Every Tuesday Castle Glower takes on a life of its own-magically inventing, moving, and even completely getting rid of some of its rooms. Good thing Princess Celie takes the time to map out these never-ending changes. Because when the castle is ambushed and Celie’s parents and oldest brother go missing, it’s up to Celie to protect their home and save their kingdom.
It sounds like a really good starting point for a cracking adventure, doesn’t it?
In some ways it is. After reading the book I am still in love with the idea of the castle, and the way it changes, taking care of people it likes and signally quite clearly when it doesn’t approve of someone.
Also, most of their rooms were significantly smaller than they had been before and only seemed to have windows when it was raining.
Celie is a charming 11-year old whom I’d have wanted as a best friend when I was her age, and her relationship with her older siblings is realistically described.
It is a delightful book all in all, but there was something that kept me from embracing it wholeheartedly.
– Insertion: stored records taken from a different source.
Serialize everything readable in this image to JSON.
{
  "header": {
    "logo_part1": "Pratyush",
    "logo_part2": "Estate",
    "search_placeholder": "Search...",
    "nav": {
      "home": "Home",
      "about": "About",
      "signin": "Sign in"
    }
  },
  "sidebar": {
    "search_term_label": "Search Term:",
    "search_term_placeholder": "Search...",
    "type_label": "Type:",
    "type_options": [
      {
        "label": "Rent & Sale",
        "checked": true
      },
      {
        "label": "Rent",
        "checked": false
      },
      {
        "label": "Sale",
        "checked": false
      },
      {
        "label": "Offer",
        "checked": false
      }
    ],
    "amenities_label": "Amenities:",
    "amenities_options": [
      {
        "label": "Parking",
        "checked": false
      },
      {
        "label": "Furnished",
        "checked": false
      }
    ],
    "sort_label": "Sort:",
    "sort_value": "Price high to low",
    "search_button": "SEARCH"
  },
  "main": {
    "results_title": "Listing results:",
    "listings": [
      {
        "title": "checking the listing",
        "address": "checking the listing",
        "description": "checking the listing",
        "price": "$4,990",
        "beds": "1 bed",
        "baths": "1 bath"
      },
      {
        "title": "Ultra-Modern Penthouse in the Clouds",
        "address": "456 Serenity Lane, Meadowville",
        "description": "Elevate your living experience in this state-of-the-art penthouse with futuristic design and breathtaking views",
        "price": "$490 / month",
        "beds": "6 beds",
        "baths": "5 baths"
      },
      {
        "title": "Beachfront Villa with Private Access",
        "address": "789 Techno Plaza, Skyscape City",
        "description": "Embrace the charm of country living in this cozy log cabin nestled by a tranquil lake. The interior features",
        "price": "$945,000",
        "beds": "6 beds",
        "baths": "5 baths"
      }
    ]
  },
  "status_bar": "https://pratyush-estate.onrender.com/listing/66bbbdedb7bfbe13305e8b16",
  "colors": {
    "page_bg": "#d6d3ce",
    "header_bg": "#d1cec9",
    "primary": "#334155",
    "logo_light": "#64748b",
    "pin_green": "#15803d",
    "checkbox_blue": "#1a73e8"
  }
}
It is difficult, when writing for children, to find the right level of danger. You want to make the story thrilling and keep your readers on the edge of the seat, but not to traumatise them. Jessica Day George manages this, but not in a wholly successful way. Some of the dangers Celie and her siblings face are very serious, they suspect that their parents have been killed as part of a plot to conquer the castle. And there is, obviously, a very real limit to what sort of a fight children can put up against grown-up plots. But the story lurches from nail-bitingly scary stuff to slapstick pranks (some of the pranks, by the way, are very good), from quite precocious reasoning to rather childish behaviour, and to me the shifts do not seem entirely natural. I’m all for comic relief (did I mention that some of the pranks are very good?), but somehow it’s not wholly successful here.
That said, I’m looking foreward to reading the next installment with pleasure.